§ **Exercise**
All of the entries are to be printed exactly as they appear.

§ **Supplied information**
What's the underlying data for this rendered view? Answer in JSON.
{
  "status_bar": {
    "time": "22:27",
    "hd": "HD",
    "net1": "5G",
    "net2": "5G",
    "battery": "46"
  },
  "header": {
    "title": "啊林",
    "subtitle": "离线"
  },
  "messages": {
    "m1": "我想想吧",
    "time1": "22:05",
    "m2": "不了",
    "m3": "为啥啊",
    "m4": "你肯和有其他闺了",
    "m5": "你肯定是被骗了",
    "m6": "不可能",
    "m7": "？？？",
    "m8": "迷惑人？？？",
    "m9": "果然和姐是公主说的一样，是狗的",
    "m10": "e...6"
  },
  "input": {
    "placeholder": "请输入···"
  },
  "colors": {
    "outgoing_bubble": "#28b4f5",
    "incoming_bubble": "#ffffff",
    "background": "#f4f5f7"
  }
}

§ **Written reply**
What's the underlying data for this rendered view? Answer in JSON.
{
  "status_bar": {
    "time": "22:27",
    "hd": "HD",
    "net1": "5G",
    "net2": "5G",
    "battery": "46"
  },
  "header": {
    "title": "啊林",
    "subtitle": "离线"
  },
  "messages": {
    "m1": "我想想吧",
    "time1": "22:05",
    "m2": "不了",
    "m3": "为啥啊",
    "m4": "你肯和有其他闺了",
    "m5": "你肯定是被骗了",
    "m6": "不可能",
    "m7": "？？？",
    "m8": "迷惑人？？？",
    "m9": "果然和姐是公主说的一样，是狗的",
    "m10": "e...6"
  },
  "input": {
    "placeholder": "请输入···"
  },
  "colors": {
    "outgoing_bubble": "#28b4f5",
    "incoming_bubble": "#ffffff",
    "background": "#f4f5f7"
  }
}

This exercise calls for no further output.